What is needed here is an exact copy of all the records below.

Interface dataset entries:
--
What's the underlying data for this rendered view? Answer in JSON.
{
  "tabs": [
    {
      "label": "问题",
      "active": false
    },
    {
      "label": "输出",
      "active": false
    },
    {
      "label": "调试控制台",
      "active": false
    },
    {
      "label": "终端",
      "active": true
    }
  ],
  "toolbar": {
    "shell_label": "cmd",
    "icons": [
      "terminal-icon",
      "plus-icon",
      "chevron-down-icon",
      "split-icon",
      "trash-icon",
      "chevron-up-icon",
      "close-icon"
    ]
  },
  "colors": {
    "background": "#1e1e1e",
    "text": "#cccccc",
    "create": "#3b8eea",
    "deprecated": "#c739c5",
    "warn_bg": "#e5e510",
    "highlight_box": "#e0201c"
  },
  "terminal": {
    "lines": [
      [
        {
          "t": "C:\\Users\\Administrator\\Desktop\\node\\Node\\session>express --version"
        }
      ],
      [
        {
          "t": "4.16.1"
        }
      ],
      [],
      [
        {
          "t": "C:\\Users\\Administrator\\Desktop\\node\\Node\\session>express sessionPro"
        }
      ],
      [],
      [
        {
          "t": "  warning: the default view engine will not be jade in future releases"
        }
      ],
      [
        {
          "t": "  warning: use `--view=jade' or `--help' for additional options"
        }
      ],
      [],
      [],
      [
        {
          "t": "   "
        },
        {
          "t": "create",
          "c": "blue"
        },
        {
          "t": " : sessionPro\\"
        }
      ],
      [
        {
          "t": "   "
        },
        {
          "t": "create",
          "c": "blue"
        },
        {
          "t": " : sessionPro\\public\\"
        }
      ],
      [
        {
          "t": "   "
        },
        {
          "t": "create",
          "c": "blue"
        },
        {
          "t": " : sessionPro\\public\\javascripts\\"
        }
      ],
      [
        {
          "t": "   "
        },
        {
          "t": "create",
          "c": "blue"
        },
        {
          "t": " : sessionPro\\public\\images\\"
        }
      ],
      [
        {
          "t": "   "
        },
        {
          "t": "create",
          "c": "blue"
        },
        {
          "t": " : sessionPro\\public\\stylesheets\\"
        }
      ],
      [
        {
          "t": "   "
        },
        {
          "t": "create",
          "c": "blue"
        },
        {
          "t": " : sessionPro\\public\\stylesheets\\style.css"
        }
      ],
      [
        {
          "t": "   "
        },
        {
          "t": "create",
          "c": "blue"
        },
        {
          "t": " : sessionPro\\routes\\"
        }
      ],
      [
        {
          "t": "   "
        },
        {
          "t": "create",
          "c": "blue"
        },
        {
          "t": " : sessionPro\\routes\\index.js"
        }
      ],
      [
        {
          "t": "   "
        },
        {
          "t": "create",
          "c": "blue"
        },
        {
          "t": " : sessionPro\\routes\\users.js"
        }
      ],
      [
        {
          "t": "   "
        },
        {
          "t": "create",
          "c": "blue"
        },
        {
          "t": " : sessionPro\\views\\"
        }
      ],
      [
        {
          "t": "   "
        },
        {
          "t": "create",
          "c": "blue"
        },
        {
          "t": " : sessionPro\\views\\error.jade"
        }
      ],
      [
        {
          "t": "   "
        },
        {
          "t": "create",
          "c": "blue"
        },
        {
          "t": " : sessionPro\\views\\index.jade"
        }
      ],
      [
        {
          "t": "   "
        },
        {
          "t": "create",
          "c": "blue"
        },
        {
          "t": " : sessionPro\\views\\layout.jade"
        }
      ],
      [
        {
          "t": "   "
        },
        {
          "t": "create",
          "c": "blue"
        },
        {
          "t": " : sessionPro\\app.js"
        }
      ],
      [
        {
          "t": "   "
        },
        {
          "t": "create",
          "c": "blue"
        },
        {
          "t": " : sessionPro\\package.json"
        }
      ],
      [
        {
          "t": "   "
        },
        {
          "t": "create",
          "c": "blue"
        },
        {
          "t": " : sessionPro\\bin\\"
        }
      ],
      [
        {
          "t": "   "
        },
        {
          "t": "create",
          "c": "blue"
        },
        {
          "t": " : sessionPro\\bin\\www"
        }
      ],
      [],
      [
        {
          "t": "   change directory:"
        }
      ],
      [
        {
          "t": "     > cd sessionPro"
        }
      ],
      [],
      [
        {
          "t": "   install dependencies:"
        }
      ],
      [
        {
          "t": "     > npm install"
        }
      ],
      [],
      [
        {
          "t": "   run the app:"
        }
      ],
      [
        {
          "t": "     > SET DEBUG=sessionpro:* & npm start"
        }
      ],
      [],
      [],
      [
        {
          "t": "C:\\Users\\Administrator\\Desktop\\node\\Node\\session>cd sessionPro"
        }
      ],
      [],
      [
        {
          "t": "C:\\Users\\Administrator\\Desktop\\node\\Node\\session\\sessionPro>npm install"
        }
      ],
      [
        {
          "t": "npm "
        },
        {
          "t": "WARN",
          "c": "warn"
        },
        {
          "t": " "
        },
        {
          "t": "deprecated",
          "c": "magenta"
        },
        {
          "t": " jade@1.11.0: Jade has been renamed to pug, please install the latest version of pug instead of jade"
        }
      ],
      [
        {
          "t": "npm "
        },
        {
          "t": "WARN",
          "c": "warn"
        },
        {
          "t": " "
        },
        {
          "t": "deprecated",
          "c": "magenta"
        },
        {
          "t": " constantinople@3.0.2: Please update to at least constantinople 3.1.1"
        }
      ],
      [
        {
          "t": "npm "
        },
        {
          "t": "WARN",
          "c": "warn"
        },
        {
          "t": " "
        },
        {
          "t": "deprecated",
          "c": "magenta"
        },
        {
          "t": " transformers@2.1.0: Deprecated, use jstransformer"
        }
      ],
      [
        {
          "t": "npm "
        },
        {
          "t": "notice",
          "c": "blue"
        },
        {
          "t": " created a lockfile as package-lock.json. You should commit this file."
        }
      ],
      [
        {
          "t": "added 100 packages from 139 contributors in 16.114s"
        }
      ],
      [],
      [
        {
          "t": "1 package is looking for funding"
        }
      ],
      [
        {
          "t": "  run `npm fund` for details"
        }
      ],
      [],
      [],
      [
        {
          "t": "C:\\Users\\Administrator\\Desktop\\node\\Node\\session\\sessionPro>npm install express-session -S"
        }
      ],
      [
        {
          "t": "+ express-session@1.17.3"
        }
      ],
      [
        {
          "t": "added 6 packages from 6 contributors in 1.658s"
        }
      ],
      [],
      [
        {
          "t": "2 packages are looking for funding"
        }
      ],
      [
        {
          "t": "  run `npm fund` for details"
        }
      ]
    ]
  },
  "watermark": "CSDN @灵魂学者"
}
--
### TASK ANSWER
What's the underlying data for this rendered view? Answer in JSON.
{
  "tabs": [
    {
      "label": "问题",
      "active": false
    },
    {
      "label": "输出",
      "active": false
    },
    {
      "label": "调试控制台",
      "active": false
    },
    {
      "label": "终端",
      "active": true
    }
  ],
  "toolbar": {
    "shell_label": "cmd",
    "icons": [
      "terminal-icon",
      "plus-icon",
      "chevron-down-icon",
      "split-icon",
      "trash-icon",
      "chevron-up-icon",
      "close-icon"
    ]
  },
  "colors": {
    "background": "#1e1e1e",
    "text": "#cccccc",
    "create": "#3b8eea",
    "deprecated": "#c739c5",
    "warn_bg": "#e5e510",
    "highlight_box": "#e0201c"
  },
  "terminal": {
    "lines": [
      [
        {
          "t": "C:\\Users\\Administrator\\Desktop\\node\\Node\\session>express --version"
        }
      ],
      [
        {
          "t": "4.16.1"
        }
      ],
      [],
      [
        {
          "t": "C:\\Users\\Administrator\\Desktop\\node\\Node\\session>express sessionPro"
        }
      ],
      [],
      [
        {
          "t": "  warning: the default view engine will not be jade in future releases"
        }
      ],
      [
        {
          "t": "  warning: use `--view=jade' or `--help' for additional options"
        }
      ],
      [],
      [],
      [
        {
          "t": "   "
        },
        {
          "t": "create",
          "c": "blue"
        },
        {
          "t": " : sessionPro\\"
        }
      ],
      [
        {
          "t": "   "
        },
        {
          "t": "create",
          "c": "blue"
        },
        {
          "t": " : sessionPro\\public\\"
        }
      ],
      [
        {
          "t": "   "
        },
        {
          "t": "create",
          "c": "blue"
        },
        {
          "t": " : sessionPro\\public\\javascripts\\"
        }
      ],
      [
        {
          "t": "   "
        },
        {
          "t": "create",
          "c": "blue"
        },
        {
          "t": " : sessionPro\\public\\images\\"
        }
      ],
      [
        {
          "t": "   "
        },
        {
          "t": "create",
          "c": "blue"
        },
        {
          "t": " : sessionPro\\public\\stylesheets\\"
        }
      ],
      [
        {
          "t": "   "
        },
        {
          "t": "create",
          "c": "blue"
        },
        {
          "t": " : sessionPro\\public\\stylesheets\\style.css"
        }
      ],
      [
        {
          "t": "   "
        },
        {
          "t": "create",
          "c": "blue"
        },
        {
          "t": " : sessionPro\\routes\\"
        }
      ],
      [
        {
          "t": "   "
        },
        {
          "t": "create",
          "c": "blue"
        },
        {
          "t": " : sessionPro\\routes\\index.js"
        }
      ],
      [
        {
          "t": "   "
        },
        {
          "t": "create",
          "c": "blue"
        },
        {
          "t": " : sessionPro\\routes\\users.js"
        }
      ],
      [
        {
          "t": "   "
        },
        {
          "t": "create",
          "c": "blue"
        },
        {
          "t": " : sessionPro\\views\\"
        }
      ],
      [
        {
          "t": "   "
        },
        {
          "t": "create",
          "c": "blue"
        },
        {
          "t": " : sessionPro\\views\\error.jade"
        }
      ],
      [
        {
          "t": "   "
        },
        {
          "t": "create",
          "c": "blue"
        },
        {
          "t": " : sessionPro\\views\\index.jade"
        }
      ],
      [
        {
          "t": "   "
        },
        {
          "t": "create",
          "c": "blue"
        },
        {
          "t": " : sessionPro\\views\\layout.jade"
        }
      ],
      [
        {
          "t": "   "
        },
        {
          "t": "create",
          "c": "blue"
        },
        {
          "t": " : sessionPro\\app.js"
        }
      ],
      [
        {
          "t": "   "
        },
        {
          "t": "create",
          "c": "blue"
        },
        {
          "t": " : sessionPro\\package.json"
        }
      ],
      [
        {
          "t": "   "
        },
        {
          "t": "create",
          "c": "blue"
        },
        {
          "t": " : sessionPro\\bin\\"
        }
      ],
      [
        {
          "t": "   "
        },
        {
          "t": "create",
          "c": "blue"
        },
        {
          "t": " : sessionPro\\bin\\www"
        }
      ],
      [],
      [
        {
          "t": "   change directory:"
        }
      ],
      [
        {
          "t": "     > cd sessionPro"
        }
      ],
      [],
      [
        {
          "t": "   install dependencies:"
        }
      ],
      [
        {
          "t": "     > npm install"
        }
      ],
      [],
      [
        {
          "t": "   run the app:"
        }
      ],
      [
        {
          "t": "     > SET DEBUG=sessionpro:* & npm start"
        }
      ],
      [],
      [],
      [
        {
          "t": "C:\\Users\\Administrator\\Desktop\\node\\Node\\session>cd sessionPro"
        }
      ],
      [],
      [
        {
          "t": "C:\\Users\\Administrator\\Desktop\\node\\Node\\session\\sessionPro>npm install"
        }
      ],
      [
        {
          "t": "npm "
        },
        {
          "t": "WARN",
          "c": "warn"
        },
        {
          "t": " "
        },
        {
          "t": "deprecated",
          "c": "magenta"
        },
        {
          "t": " jade@1.11.0: Jade has been renamed to pug, please install the latest version of pug instead of jade"
        }
      ],
      [
        {
          "t": "npm "
        },
        {
          "t": "WARN",
          "c": "warn"
        },
        {
          "t": " "
        },
        {
          "t": "deprecated",
          "c": "magenta"
        },
        {
          "t": " constantinople@3.0.2: Please update to at least constantinople 3.1.1"
        }
      ],
      [
        {
          "t": "npm "
        },
        {
          "t": "WARN",
          "c": "warn"
        },
        {
          "t": " "
        },
        {
          "t": "deprecated",
          "c": "magenta"
        },
        {
          "t": " transformers@2.1.0: Deprecated, use jstransformer"
        }
      ],
      [
        {
          "t": "npm "
        },
        {
          "t": "notice",
          "c": "blue"
        },
        {
          "t": " created a lockfile as package-lock.json. You should commit this file."
        }
      ],
      [
        {
          "t": "added 100 packages from 139 contributors in 16.114s"
        }
      ],
      [],
      [
        {
          "t": "1 package is looking for funding"
        }
      ],
      [
        {
          "t": "  run `npm fund` for details"
        }
      ],
      [],
      [],
      [
        {
          "t": "C:\\Users\\Administrator\\Desktop\\node\\Node\\session\\sessionPro>npm install express-session -S"
        }
      ],
      [
        {
          "t": "+ express-session@1.17.3"
        }
      ],
      [
        {
          "t": "added 6 packages from 6 contributors in 1.658s"
        }
      ],
      [],
      [
        {
          "t": "2 packages are looking for funding"
        }
      ],
      [
        {
          "t": "  run `npm fund` for details"
        }
      ]
    ]
  },
  "watermark": "CSDN @灵魂学者"
}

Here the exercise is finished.